"Our case is different. Although 2006gz is also extra bright, the chemistry we see, particularly unburned carbon, is well observed and very unusual," said Harvard astronomer Robert Kirshner, a member of the discovery team.

In addition to providing the first example of a new way to make supernovae, SN 2006gz holds implications for the field of cosmology. Type Ia supernovae typically have a narrow spread in brightness, which makes them useful as "standard candles" for calculating cosmic distances. It was the study of Type Ia supernovae that led to the discovery of dark energy, the mysterious force causing the expansion of the universe to accelerate.

If Type Ia supernovae are more varied than previously expected, then astronomers must be extra cautious when using them to study the cosmos.

"Supernova 2006gz stands out from normal Type Ia objects and wouldn’t be included in cosmology studies," commented Hicken. "But we have to be careful not to mistake a double white dwarf explosion for a single white dwarf blast. SN 2006gz was easy to recognize, but there may be less clear-cut cases."

Source: Harvard-Smithsonian Center for Astrophysics

Explore further: Can astronomy explain the biblical Star of Bethlehem?

add to favorites email to friend print save as pdf

Related Stories

Recommended for you

Can astronomy explain the biblical Star of Bethlehem?

Dec 24, 2014

Bright stars top Christmas trees in Christian homes around much of the world. The faithful sing about the Star of Wonder that guided the wise men to a manger in the little town of Bethlehem, where Jesus was ...

Hubbles spies the beautiful galaxy IC 335

Dec 24, 2014

This new NASA/ESA Hubble Space Telescope image shows the galaxy IC 335 in front of a backdrop of distant galaxies. IC 335 is part of a galaxy group containing three other galaxies, and located in the Fornax ...

Image: Multicoloured view of supernova remnant

Dec 22, 2014

Most celestial events unfold over thousands of years or more, making it impossible to follow their evolution on human timescales. Supernovas are notable exceptions, the powerful stellar explosions that make ...

Ultra-luminous X-ray sources in starburst galaxies

Dec 22, 2014

Ultra-luminous X-ray sources (ULXs) are point sources in the sky that are so bright in X-rays that each emits more radiation than a million suns emit at all wavelengths.

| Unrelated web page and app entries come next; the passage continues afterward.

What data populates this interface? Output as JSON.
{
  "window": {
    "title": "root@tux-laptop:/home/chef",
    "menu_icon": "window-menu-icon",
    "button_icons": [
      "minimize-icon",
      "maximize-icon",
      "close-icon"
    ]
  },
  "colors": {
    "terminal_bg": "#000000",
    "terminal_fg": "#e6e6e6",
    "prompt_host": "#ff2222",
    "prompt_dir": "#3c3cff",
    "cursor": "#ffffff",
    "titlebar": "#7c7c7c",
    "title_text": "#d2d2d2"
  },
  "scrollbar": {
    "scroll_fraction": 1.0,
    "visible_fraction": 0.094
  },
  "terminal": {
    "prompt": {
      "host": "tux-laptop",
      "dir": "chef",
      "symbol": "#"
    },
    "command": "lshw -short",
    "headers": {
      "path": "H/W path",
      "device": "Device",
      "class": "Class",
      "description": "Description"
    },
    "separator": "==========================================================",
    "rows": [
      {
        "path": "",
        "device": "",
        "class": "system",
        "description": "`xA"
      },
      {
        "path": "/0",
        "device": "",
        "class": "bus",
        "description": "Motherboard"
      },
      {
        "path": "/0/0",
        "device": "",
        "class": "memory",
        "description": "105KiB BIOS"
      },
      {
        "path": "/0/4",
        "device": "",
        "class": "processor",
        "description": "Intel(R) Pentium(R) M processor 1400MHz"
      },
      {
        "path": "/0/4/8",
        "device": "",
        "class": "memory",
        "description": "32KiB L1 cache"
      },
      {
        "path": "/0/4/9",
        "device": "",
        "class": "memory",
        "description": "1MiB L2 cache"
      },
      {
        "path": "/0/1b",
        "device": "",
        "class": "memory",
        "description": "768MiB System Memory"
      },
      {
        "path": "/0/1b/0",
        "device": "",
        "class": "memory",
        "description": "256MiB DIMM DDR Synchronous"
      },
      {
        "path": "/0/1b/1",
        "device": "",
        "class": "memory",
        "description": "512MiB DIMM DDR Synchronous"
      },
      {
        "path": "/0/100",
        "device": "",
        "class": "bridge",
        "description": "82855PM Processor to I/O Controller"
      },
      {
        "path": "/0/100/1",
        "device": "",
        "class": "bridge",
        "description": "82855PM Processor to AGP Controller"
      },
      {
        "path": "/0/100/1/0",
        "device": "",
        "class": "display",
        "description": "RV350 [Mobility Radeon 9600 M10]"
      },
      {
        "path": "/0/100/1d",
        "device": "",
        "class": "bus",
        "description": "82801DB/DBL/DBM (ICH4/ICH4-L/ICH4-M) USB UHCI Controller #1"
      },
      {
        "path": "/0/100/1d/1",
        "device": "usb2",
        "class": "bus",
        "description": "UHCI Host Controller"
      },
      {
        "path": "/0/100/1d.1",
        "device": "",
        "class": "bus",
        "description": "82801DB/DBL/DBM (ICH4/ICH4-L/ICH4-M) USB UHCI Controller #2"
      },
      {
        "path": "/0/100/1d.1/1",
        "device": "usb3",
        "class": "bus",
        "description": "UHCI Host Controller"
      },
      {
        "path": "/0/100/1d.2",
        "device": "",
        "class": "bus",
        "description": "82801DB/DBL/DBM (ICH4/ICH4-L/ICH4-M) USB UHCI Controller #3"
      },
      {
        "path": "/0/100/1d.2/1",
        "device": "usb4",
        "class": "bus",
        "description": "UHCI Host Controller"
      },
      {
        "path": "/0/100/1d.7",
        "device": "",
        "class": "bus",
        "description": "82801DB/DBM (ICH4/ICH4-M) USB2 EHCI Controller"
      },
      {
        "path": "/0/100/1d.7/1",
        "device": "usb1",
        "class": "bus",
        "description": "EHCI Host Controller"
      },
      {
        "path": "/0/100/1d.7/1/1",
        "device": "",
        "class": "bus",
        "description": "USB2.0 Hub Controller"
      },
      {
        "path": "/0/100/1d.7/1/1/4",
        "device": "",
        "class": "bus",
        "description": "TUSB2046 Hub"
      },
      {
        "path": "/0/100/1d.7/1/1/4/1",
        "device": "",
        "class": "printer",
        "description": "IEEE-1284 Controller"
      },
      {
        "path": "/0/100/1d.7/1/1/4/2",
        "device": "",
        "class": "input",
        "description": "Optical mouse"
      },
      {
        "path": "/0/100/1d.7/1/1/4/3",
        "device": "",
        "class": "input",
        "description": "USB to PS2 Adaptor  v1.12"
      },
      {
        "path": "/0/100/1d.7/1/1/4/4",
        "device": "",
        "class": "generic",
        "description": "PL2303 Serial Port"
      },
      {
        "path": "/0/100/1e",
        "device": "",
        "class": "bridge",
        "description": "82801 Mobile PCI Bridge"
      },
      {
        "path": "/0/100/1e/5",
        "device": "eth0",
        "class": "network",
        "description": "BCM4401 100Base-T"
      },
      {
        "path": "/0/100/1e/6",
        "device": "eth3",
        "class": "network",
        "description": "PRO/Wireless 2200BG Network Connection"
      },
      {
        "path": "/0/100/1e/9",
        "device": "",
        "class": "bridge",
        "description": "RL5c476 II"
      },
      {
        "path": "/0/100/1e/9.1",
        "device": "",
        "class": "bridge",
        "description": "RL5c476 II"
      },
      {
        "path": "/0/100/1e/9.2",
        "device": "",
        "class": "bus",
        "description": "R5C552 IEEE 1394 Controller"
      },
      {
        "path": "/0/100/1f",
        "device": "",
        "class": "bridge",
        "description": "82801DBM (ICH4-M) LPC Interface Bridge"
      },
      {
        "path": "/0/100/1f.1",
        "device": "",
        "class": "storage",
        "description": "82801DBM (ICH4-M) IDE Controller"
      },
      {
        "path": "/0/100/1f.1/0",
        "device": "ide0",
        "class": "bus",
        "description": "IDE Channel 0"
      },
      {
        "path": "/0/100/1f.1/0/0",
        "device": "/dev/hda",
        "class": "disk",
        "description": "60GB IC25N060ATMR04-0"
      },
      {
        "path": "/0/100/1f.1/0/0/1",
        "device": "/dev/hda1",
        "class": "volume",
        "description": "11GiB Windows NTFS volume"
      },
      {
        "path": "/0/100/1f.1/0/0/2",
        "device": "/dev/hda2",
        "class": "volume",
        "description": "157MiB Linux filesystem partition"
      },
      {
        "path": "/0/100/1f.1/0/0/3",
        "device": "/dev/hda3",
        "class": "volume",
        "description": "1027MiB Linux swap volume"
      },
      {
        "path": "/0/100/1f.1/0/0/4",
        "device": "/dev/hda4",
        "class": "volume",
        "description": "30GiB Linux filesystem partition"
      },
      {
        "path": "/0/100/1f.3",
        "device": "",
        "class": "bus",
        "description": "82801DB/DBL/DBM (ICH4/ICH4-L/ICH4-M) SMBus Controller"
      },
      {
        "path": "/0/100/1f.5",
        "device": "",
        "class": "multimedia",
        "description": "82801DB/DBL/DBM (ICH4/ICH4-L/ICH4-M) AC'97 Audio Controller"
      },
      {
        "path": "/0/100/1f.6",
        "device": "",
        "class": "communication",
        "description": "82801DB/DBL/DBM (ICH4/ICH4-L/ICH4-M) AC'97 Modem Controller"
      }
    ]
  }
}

ULXs are rare. Most galaxies (including ...

When a bright light fades

Dec 22, 2014

Astronomer Charles Telesco is primarily interested in the creation of planets and stars. So, when the University of Florida's giant telescope was pointed at a star undergoing a magnificent and explosive death, ...

User comments : 0

Please sign in to add a comment. Registration is free, and takes less than a minute. Read more

Click here to reset your password.
Sign in to get notified via email when new comments are made.